PROBLEM TO SOLVE: Your answer should be one number, the count of lines in the entries holding the word "Transformieren".

INPUT:
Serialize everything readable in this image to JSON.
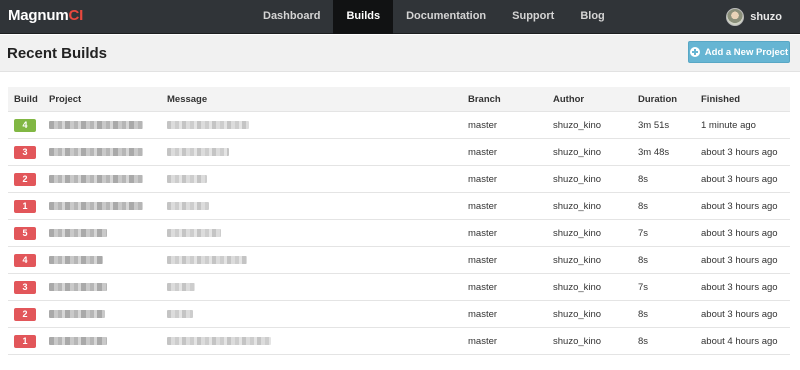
{
  "navbar": {
    "brand_main": "Magnum",
    "brand_accent": "CI",
    "items": [
      {
        "label": "Dashboard",
        "active": false
      },
      {
        "label": "Builds",
        "active": true
      },
      {
        "label": "Documentation",
        "active": false
      },
      {
        "label": "Support",
        "active": false
      },
      {
        "label": "Blog",
        "active": false
      }
    ],
    "user_name": "shuzo"
  },
  "page": {
    "title": "Recent Builds",
    "add_button_label": "Add a New Project"
  },
  "table": {
    "columns": [
      "Build",
      "Project",
      "Message",
      "Branch",
      "Author",
      "Duration",
      "Finished"
    ],
    "rows": [
      {
        "build": "4",
        "status": "pass",
        "branch": "master",
        "author": "shuzo_kino",
        "duration": "3m 51s",
        "finished": "1 minute ago"
      },
      {
        "build": "3",
        "status": "fail",
        "branch": "master",
        "author": "shuzo_kino",
        "duration": "3m 48s",
        "finished": "about 3 hours ago"
      },
      {
        "build": "2",
        "status": "fail",
        "branch": "master",
        "author": "shuzo_kino",
        "duration": "8s",
        "finished": "about 3 hours ago"
      },
      {
        "build": "1",
        "status": "fail",
        "branch": "master",
        "author": "shuzo_kino",
        "duration": "8s",
        "finished": "about 3 hours ago"
      },
      {
        "build": "5",
        "status": "fail",
        "branch": "master",
        "author": "shuzo_kino",
        "duration": "7s",
        "finished": "about 3 hours ago"
      },
      {
        "build": "4",
        "status": "fail",
        "branch": "master",
        "author": "shuzo_kino",
        "duration": "8s",
        "finished": "about 3 hours ago"
      },
      {
        "build": "3",
        "status": "fail",
        "branch": "master",
        "author": "shuzo_kino",
        "duration": "7s",
        "finished": "about 3 hours ago"
      },
      {
        "build": "2",
        "status": "fail",
        "branch": "master",
        "author": "shuzo_kino",
        "duration": "8s",
        "finished": "about 3 hours ago"
      },
      {
        "build": "1",
        "status": "fail",
        "branch": "master",
        "author": "shuzo_kino",
        "duration": "8s",
        "finished": "about 4 hours ago"
      }
    ]
  },
  "colors": {
    "navbar_bg": "#303438",
    "brand_accent": "#e8483e",
    "badge_pass": "#81b743",
    "badge_fail": "#e2565a",
    "add_button_bg": "#66b5d3"
  }
}
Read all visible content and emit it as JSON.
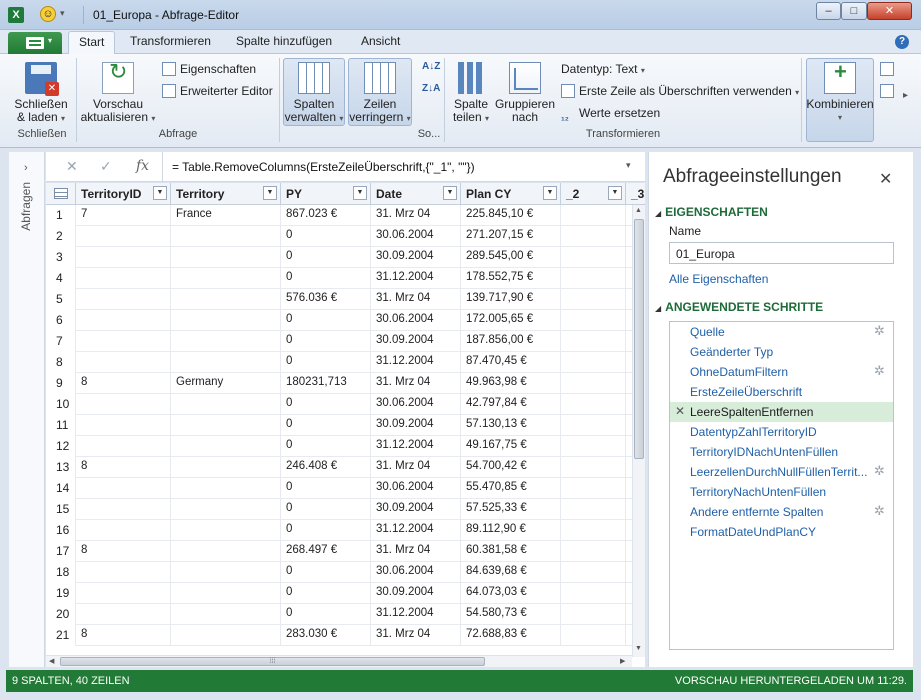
{
  "window": {
    "title": "01_Europa - Abfrage-Editor",
    "app_icon": "X",
    "controls": {
      "minimize": "–",
      "maximize": "□",
      "close": "✕"
    }
  },
  "ribbon": {
    "tabs": [
      {
        "label": "Start",
        "active": true
      },
      {
        "label": "Transformieren",
        "active": false
      },
      {
        "label": "Spalte hinzufügen",
        "active": false
      },
      {
        "label": "Ansicht",
        "active": false
      }
    ],
    "help": "?",
    "groups": {
      "close": {
        "name": "Schließen",
        "btn_line1": "Schließen",
        "btn_line2": "& laden"
      },
      "query": {
        "name": "Abfrage",
        "preview_line1": "Vorschau",
        "preview_line2": "aktualisieren",
        "properties": "Eigenschaften",
        "advanced_editor": "Erweiterter Editor"
      },
      "manage_columns": {
        "line1": "Spalten",
        "line2": "verwalten"
      },
      "reduce_rows": {
        "line1": "Zeilen",
        "line2": "verringern"
      },
      "sort": {
        "name": "So...",
        "asc": "A↓Z",
        "desc": "Z↓A"
      },
      "transform": {
        "name": "Transformieren",
        "split_line1": "Spalte",
        "split_line2": "teilen",
        "group_line1": "Gruppieren",
        "group_line2": "nach",
        "datatype": "Datentyp: Text",
        "first_row_headers": "Erste Zeile als Überschriften verwenden",
        "replace_values": "Werte ersetzen"
      },
      "combine": {
        "label": "Kombinieren"
      }
    }
  },
  "nav": {
    "label": "Abfragen"
  },
  "formula": {
    "cancel": "✕",
    "confirm": "✓",
    "fx": "fx",
    "text": "= Table.RemoveColumns(ErsteZeileÜberschrift,{\"_1\", \"\"})"
  },
  "table": {
    "columns": [
      "TerritoryID",
      "Territory",
      "PY",
      "Date",
      "Plan CY",
      "_2",
      "_3"
    ],
    "rows": [
      [
        "1",
        "7",
        "France",
        "867.023 €",
        "31. Mrz 04",
        "225.845,10 €"
      ],
      [
        "2",
        "",
        "",
        "0",
        "30.06.2004",
        "271.207,15 €"
      ],
      [
        "3",
        "",
        "",
        "0",
        "30.09.2004",
        "289.545,00 €"
      ],
      [
        "4",
        "",
        "",
        "0",
        "31.12.2004",
        "178.552,75 €"
      ],
      [
        "5",
        "",
        "",
        "576.036 €",
        "31. Mrz 04",
        "139.717,90 €"
      ],
      [
        "6",
        "",
        "",
        "0",
        "30.06.2004",
        "172.005,65 €"
      ],
      [
        "7",
        "",
        "",
        "0",
        "30.09.2004",
        "187.856,00 €"
      ],
      [
        "8",
        "",
        "",
        "0",
        "31.12.2004",
        "87.470,45 €"
      ],
      [
        "9",
        "8",
        "Germany",
        "180231,713",
        "31. Mrz 04",
        "49.963,98 €"
      ],
      [
        "10",
        "",
        "",
        "0",
        "30.06.2004",
        "42.797,84 €"
      ],
      [
        "11",
        "",
        "",
        "0",
        "30.09.2004",
        "57.130,13 €"
      ],
      [
        "12",
        "",
        "",
        "0",
        "31.12.2004",
        "49.167,75 €"
      ],
      [
        "13",
        "8",
        "",
        "246.408 €",
        "31. Mrz 04",
        "54.700,42 €"
      ],
      [
        "14",
        "",
        "",
        "0",
        "30.06.2004",
        "55.470,85 €"
      ],
      [
        "15",
        "",
        "",
        "0",
        "30.09.2004",
        "57.525,33 €"
      ],
      [
        "16",
        "",
        "",
        "0",
        "31.12.2004",
        "89.112,90 €"
      ],
      [
        "17",
        "8",
        "",
        "268.497 €",
        "31. Mrz 04",
        "60.381,58 €"
      ],
      [
        "18",
        "",
        "",
        "0",
        "30.06.2004",
        "84.639,68 €"
      ],
      [
        "19",
        "",
        "",
        "0",
        "30.09.2004",
        "64.073,03 €"
      ],
      [
        "20",
        "",
        "",
        "0",
        "31.12.2004",
        "54.580,73 €"
      ],
      [
        "21",
        "8",
        "",
        "283.030 €",
        "31. Mrz 04",
        "72.688,83 €"
      ]
    ]
  },
  "settings": {
    "title": "Abfrageeinstellungen",
    "close": "✕",
    "properties_header": "EIGENSCHAFTEN",
    "name_label": "Name",
    "name_value": "01_Europa",
    "all_properties": "Alle Eigenschaften",
    "steps_header": "ANGEWENDETE SCHRITTE",
    "steps": [
      {
        "label": "Quelle",
        "gear": true,
        "selected": false
      },
      {
        "label": "Geänderter Typ",
        "gear": false,
        "selected": false
      },
      {
        "label": "OhneDatumFiltern",
        "gear": true,
        "selected": false
      },
      {
        "label": "ErsteZeileÜberschrift",
        "gear": false,
        "selected": false
      },
      {
        "label": "LeereSpaltenEntfernen",
        "gear": false,
        "selected": true
      },
      {
        "label": "DatentypZahlTerritoryID",
        "gear": false,
        "selected": false
      },
      {
        "label": "TerritoryIDNachUntenFüllen",
        "gear": false,
        "selected": false
      },
      {
        "label": "LeerzellenDurchNullFüllenTerrit...",
        "gear": true,
        "selected": false
      },
      {
        "label": "TerritoryNachUntenFüllen",
        "gear": false,
        "selected": false
      },
      {
        "label": "Andere entfernte Spalten",
        "gear": true,
        "selected": false
      },
      {
        "label": "FormatDateUndPlanCY",
        "gear": false,
        "selected": false
      }
    ]
  },
  "status": {
    "left": "9 SPALTEN, 40 ZEILEN",
    "right": "VORSCHAU HERUNTERGELADEN UM 11:29."
  }
}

RESPONSE: 2